You sold out your Ghana 2019 trip in 48hrs. Would you say this year will be a game changer for travel to Africa?
I wouldn’t say the year is a game changer in and of itself but this year is a harvest so to speak. Over the last five years there has been a concerted effort by creatives, companies like my own, entrepreneurs, and others to really show people a more dynamic view of the continent.
I think we saw this hit fever pitch, particularly in Ghana with Bozoma Saint John’s Full Circle Festival bringing nearly 100 people from the entertainment world to Ghana. I think this says a lot about the impact that illustrating the ties that bind via shared culture can have on transforming perception.
Quick story, I landed back in NYC on Jan 1st this year from Ghana and had to run to T-Mobile the next day. Somehow I mentioned that I was just back from Ghana and the T mobile employees were HYPE! Meanwhile this is in EAST NEW YORK.
So these weren’t necessarily your intellectual pan africans so to speak, these were young kids from Brooklyn who wanted to go to Ghana because it looked poppin on the gram. That to me is how we can see the transformation, like this is true change.
In the past 5 years, what new belief, behavior or habit has most improved your life?
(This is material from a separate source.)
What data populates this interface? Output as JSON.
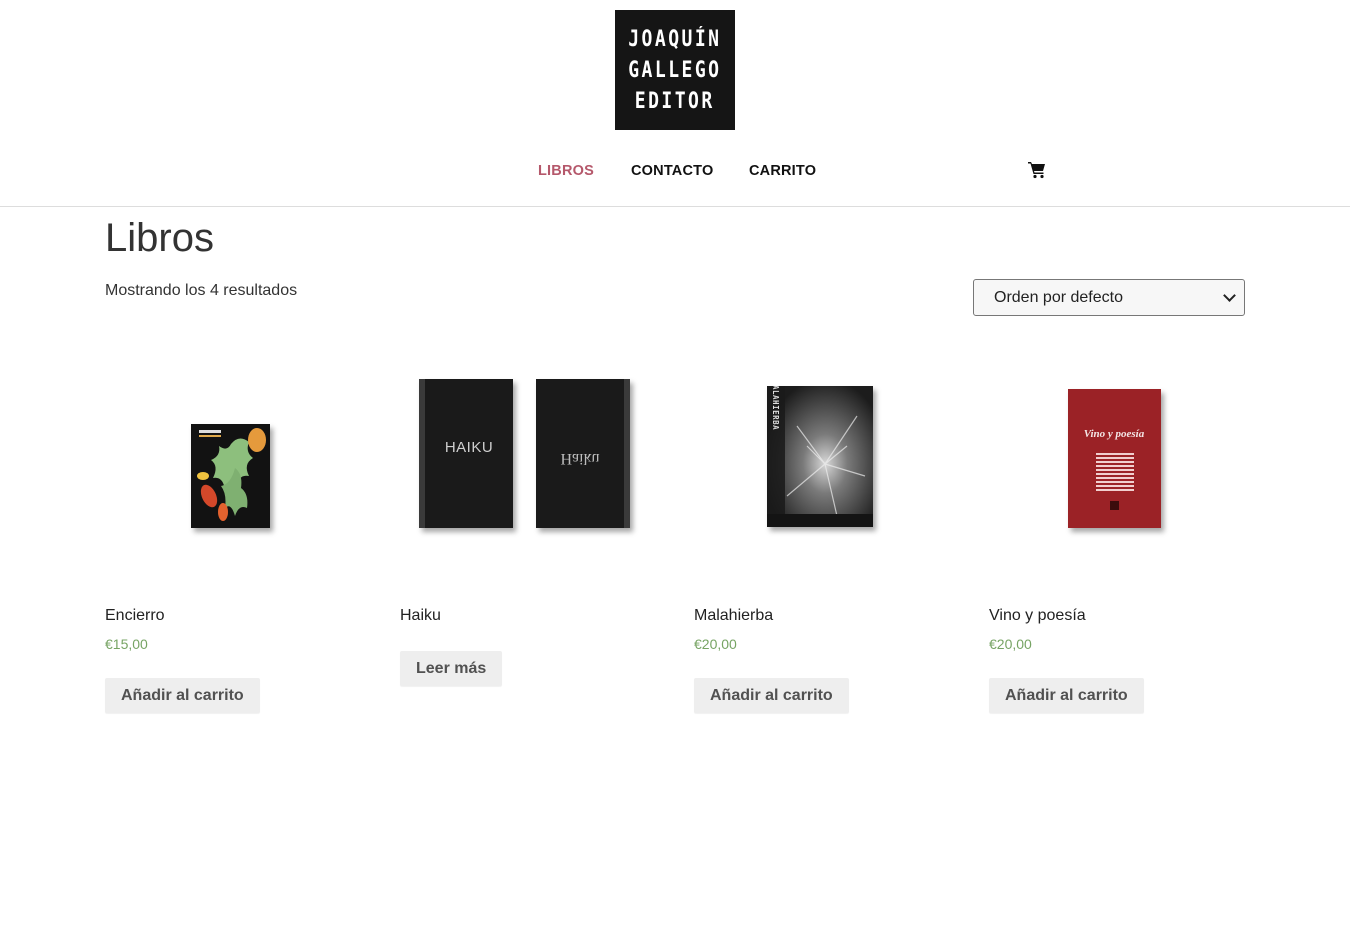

Two things: the concept of “run your own race” and really understanding that most people are literally trying to win themselves, hanging on to slights, real or perceived doesn’t benefit you so it’s best to accept people as other humans trying to do the best they can with our time here. Those two things have been incredibly freeing.
How do you feel tourism is linked to Black economic empowerment on the continent and in the Diaspora?
Tourism is a significant percentage of GDP in many countries and it’s often undercounted due to the blurry lines between tourism related dining, retail, and transport.
When you think about tourism and black people, it serves the BEE agenda on a few fronts:
- Intercultural monetary exchange (black travelers with USD supporting black businesses on the continent)
- Longer term economic plays, tourism is an entry point to understanding investment and business opportunities in new markets, this is even more true for the African market. A trip is often the best way to spot opportunities and make valuable connections which are required to do business in a country. If we can leap forward from this point and marry capital, skills, knowledge and access in a two way mechanism, that is transformational at a generational level.
Where do you see the company 5 years from now?
I see Tastemakers as sort of an AirBnB x Vice Magazine hybrid providing end to end inspiration and connection points to millions of people across Africa and its diaspora around the world.
-Tony Oluwatoyin Lawson (IG @thebusyafrican)